___ ENTRIES SUPPLIED ___

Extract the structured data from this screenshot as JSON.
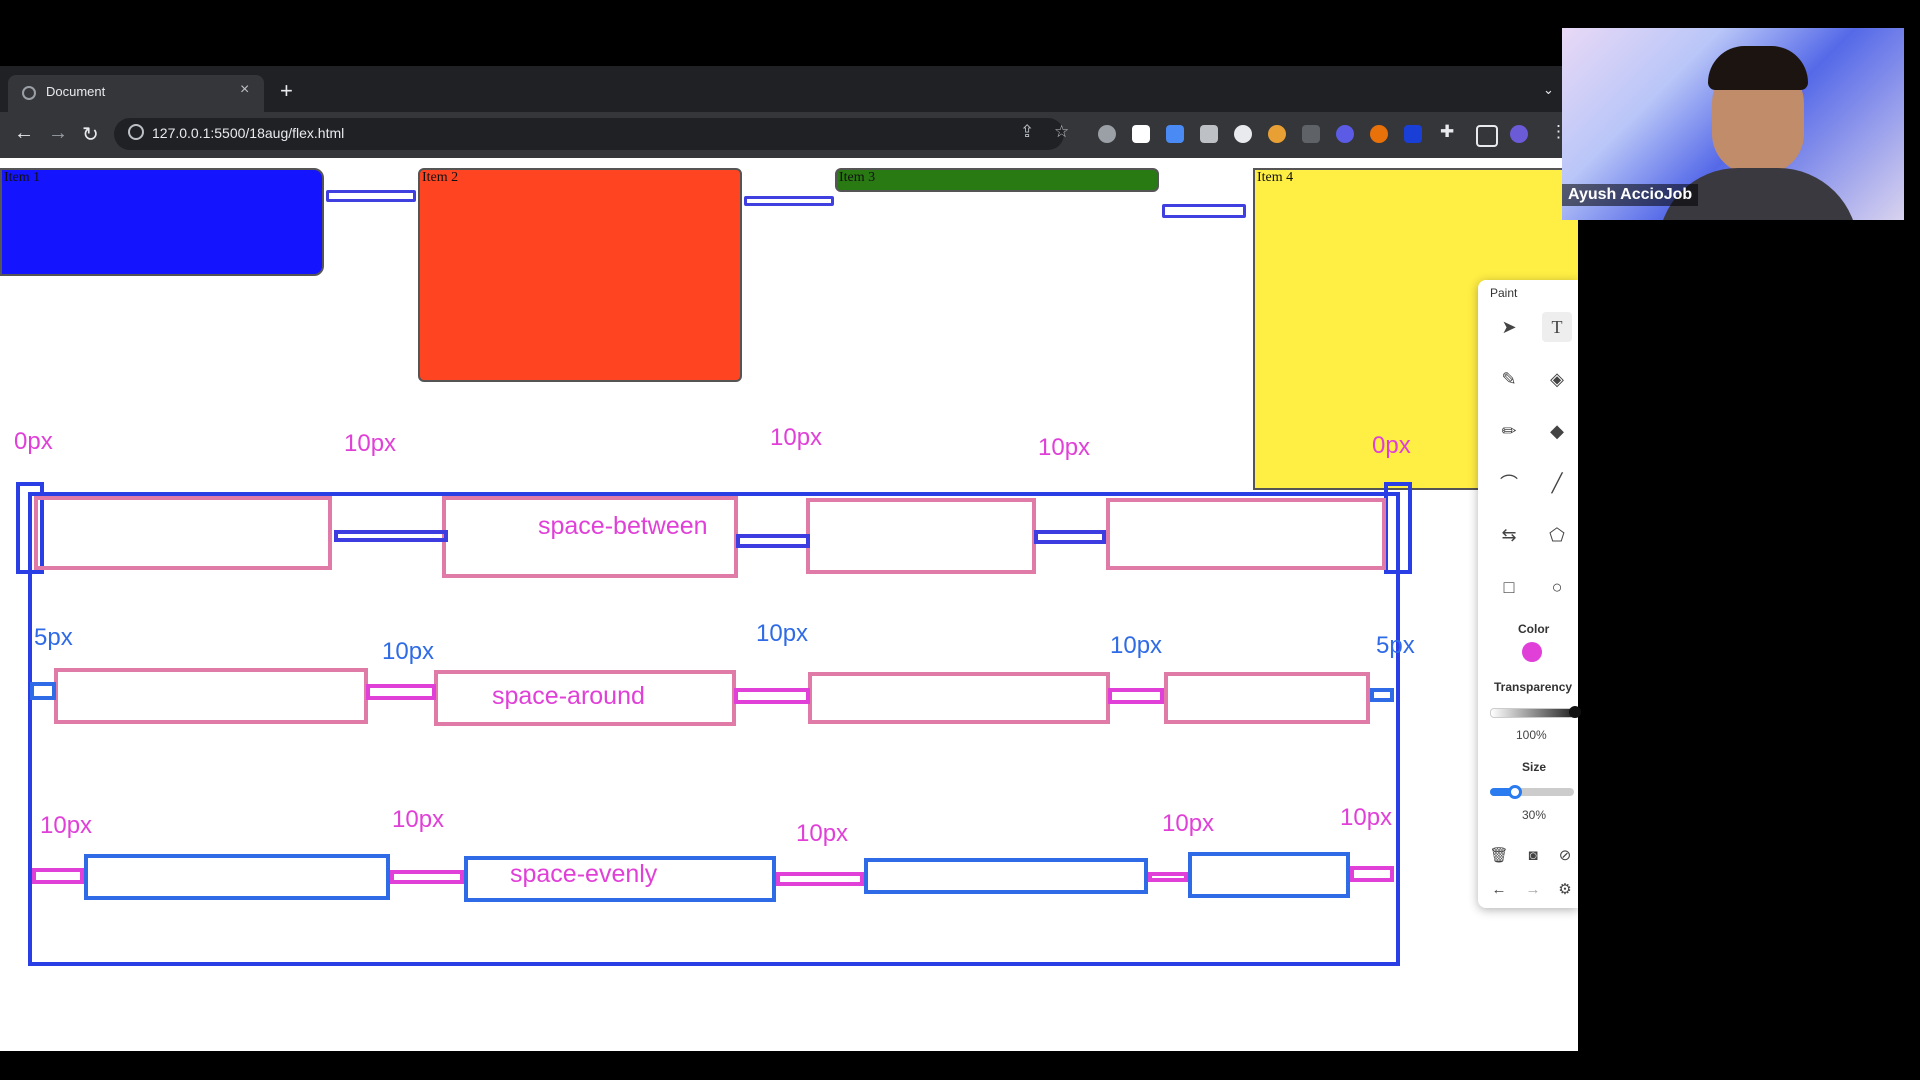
{
  "browser": {
    "tab_title": "Document",
    "tab_close": "×",
    "new_tab": "+",
    "tab_list": "⌄",
    "back": "←",
    "forward": "→",
    "reload": "↻",
    "url": "127.0.0.1:5500/18aug/flex.html"
  },
  "page": {
    "items": [
      "Item 1",
      "Item 2",
      "Item 3",
      "Item 4"
    ],
    "item_colors": [
      "#1414ff",
      "#ff4422",
      "#2a7a14",
      "#ffee44"
    ]
  },
  "annotations": {
    "row1": {
      "name": "space-between",
      "labels": [
        "0px",
        "10px",
        "10px",
        "10px",
        "0px"
      ]
    },
    "row2": {
      "name": "space-around",
      "labels": [
        "5px",
        "10px",
        "10px",
        "10px",
        "5px"
      ]
    },
    "row3": {
      "name": "space-evenly",
      "labels": [
        "10px",
        "10px",
        "10px",
        "10px",
        "10px"
      ]
    }
  },
  "paint": {
    "title": "Paint",
    "color_label": "Color",
    "color": "#e040d8",
    "transparency_label": "Transparency",
    "transparency_value": "100%",
    "transparency_level": 1.0,
    "size_label": "Size",
    "size_value": "30%",
    "size_level": 0.3
  },
  "webcam": {
    "name": "Ayush AccioJob"
  }
}
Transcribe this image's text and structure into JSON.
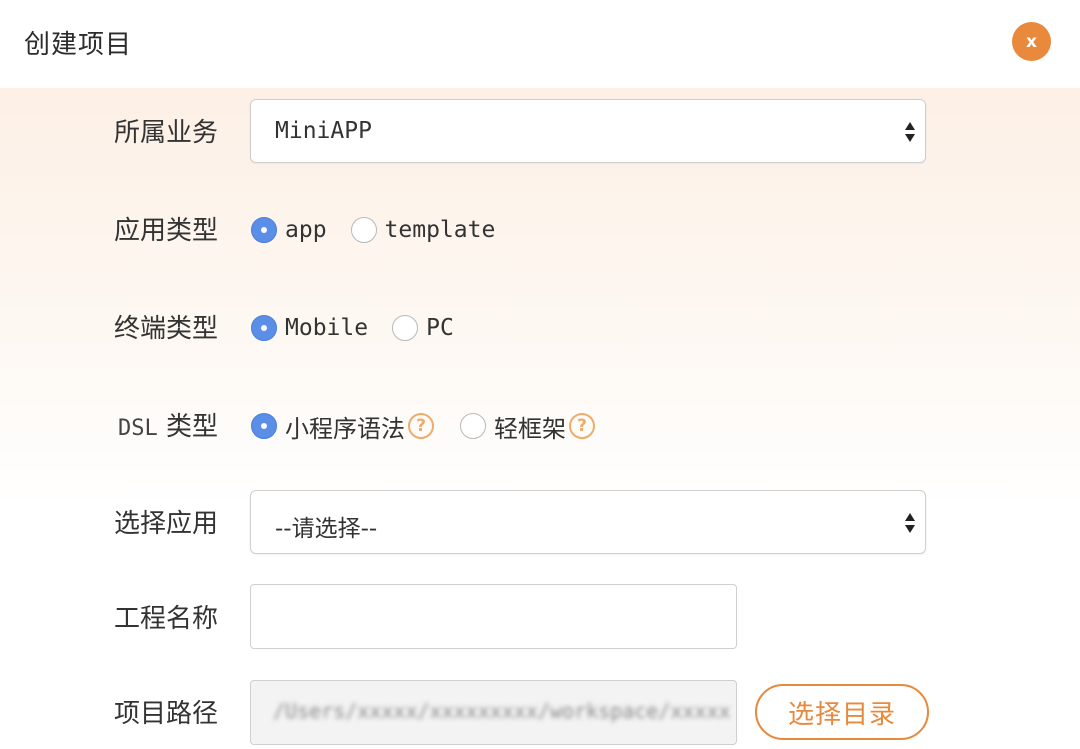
{
  "dialog": {
    "title": "创建项目",
    "close_label": "x"
  },
  "form": {
    "business": {
      "label": "所属业务",
      "value": "MiniAPP"
    },
    "app_type": {
      "label": "应用类型",
      "options": [
        {
          "label": "app",
          "selected": true
        },
        {
          "label": "template",
          "selected": false
        }
      ]
    },
    "terminal_type": {
      "label": "终端类型",
      "options": [
        {
          "label": "Mobile",
          "selected": true
        },
        {
          "label": "PC",
          "selected": false
        }
      ]
    },
    "dsl_type": {
      "label_prefix": "DSL",
      "label_suffix": "类型",
      "options": [
        {
          "label": "小程序语法",
          "selected": true,
          "help": "?"
        },
        {
          "label": "轻框架",
          "selected": false,
          "help": "?"
        }
      ]
    },
    "select_app": {
      "label": "选择应用",
      "value": "--请选择--"
    },
    "project_name": {
      "label": "工程名称",
      "value": ""
    },
    "project_path": {
      "label": "项目路径",
      "value": "/Users/xxxxx/xxxxxxxxx/workspace/xxxxx/xxxxxx",
      "button_label": "选择目录"
    }
  },
  "colors": {
    "accent": "#e8893c",
    "radio_selected": "#5b8ee6",
    "help_icon": "#efab6a"
  }
}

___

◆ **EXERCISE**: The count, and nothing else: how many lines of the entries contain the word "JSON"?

◆ **EXERCISE ANSWER**: 2